Since our flight to Yangon, our first stop in Myanmar, was early (we had to check in the airport at 4:55 am), Katrina and I decided to head to the Kuala Lumpur International Airport and wait there from midnight until check-in time. This meant staying awake in Old Town White Coffee (the only coffee shop open at the airport) and think of ways to distract ourselves to while away time. With both our phones and my tablet drained, we eventually decided to play Yes and No (also known as "Pinoy Henyo".)
I caught myself staring outside the bus, at the tall buildings lining the highway from Kuala Lumpur to Penang, and I thought the idea of being in a strange country, or strange city or town or whatever territory that is not what you're used to -- it felt like coming inside someone's house, uninvited, and you watch the people who live there with so much curiosity, and perhaps romanticization. You watch them and their home detachedly, like it is the nicest thing ever -- do you know how Americans (or Touristy White People In General) would go to a poor country (Manila) and say, look at them, so happy in the midst of poverty? It felt like that, except I don't mean it in the sense that I glorify poverty or suffering, but in the sense that there is something charming in the (artificially) unfamiliar, the undiscovered, the unknown.
Have you seen "Metro Manila" yet? The Sundance film starring Jake Macapagal and Althea Vega which is now UK's entry to the Oscars? Yes? Probably out of curiosity why a foreign director would direct a film discussing the squalor of Metro Manila?
Some spoilers here, so read on only if you've already seen it: you probably remember that scene when Oscar (Jake Macapagal) mentions something about Alfred Santos's plan being founded on dreams, and his scheme being more sensible. Am I the only one who disagreed and thought that Oscar's plan wasn't that fool-proof? That his plan absurdly, quite dim-wittedly, relied on the assumption that his belongings would be given to his wife (Althea Vega) at the end?
The audience is presented two incidents when the guards' partners deliver their deceased colleagues' belongings to their kin. These guards died while performing their duty, not while committing a crime. (Of course Ong isn't exactly a saint, but then Oscar didn't tell his boss about Ong's skulduggery.)
What made Oscar assume that his boss would ask his partner to do the same for him?
If you know the answer, I'd really like to understand. Did I miss something important while watching the film?
(Plus: Oscar's family would probably end up becoming poor again: this article says that 70 per cent of people who unexpectedly come into large sums of money will lose it within seven years. )
HELLO, MY NAME IS EVAN TAN.
I'm a writer and communications professional based in Manila, Philippines.
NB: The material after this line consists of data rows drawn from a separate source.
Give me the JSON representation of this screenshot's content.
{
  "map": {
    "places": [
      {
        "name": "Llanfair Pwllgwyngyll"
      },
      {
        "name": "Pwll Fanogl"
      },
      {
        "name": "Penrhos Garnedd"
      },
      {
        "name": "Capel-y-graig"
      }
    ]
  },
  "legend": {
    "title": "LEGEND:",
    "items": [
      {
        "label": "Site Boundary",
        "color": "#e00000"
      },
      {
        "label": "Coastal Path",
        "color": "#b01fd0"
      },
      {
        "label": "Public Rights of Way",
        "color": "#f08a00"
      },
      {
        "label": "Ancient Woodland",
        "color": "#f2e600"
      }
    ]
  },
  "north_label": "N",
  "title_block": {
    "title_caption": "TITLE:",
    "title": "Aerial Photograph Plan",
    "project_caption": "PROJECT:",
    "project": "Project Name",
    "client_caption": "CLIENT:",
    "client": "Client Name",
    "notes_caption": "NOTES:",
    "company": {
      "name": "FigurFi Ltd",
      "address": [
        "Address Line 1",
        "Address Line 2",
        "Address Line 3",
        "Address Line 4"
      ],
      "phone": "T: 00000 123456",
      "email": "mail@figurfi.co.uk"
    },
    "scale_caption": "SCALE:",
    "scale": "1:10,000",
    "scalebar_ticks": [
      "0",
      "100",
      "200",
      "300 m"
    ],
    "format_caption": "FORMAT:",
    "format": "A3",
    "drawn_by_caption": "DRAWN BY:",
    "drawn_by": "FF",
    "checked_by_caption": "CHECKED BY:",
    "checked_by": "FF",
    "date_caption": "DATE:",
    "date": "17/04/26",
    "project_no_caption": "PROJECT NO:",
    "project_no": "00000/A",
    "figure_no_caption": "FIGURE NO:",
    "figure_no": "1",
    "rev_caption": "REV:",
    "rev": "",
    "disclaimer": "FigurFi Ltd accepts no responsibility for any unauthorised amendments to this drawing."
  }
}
Outside of my regular job, I like to travel, work out, volunteer, watch movies and plays, go to art galleries/ fairs and museums, read books, and eat vegetarian food.
More about me here.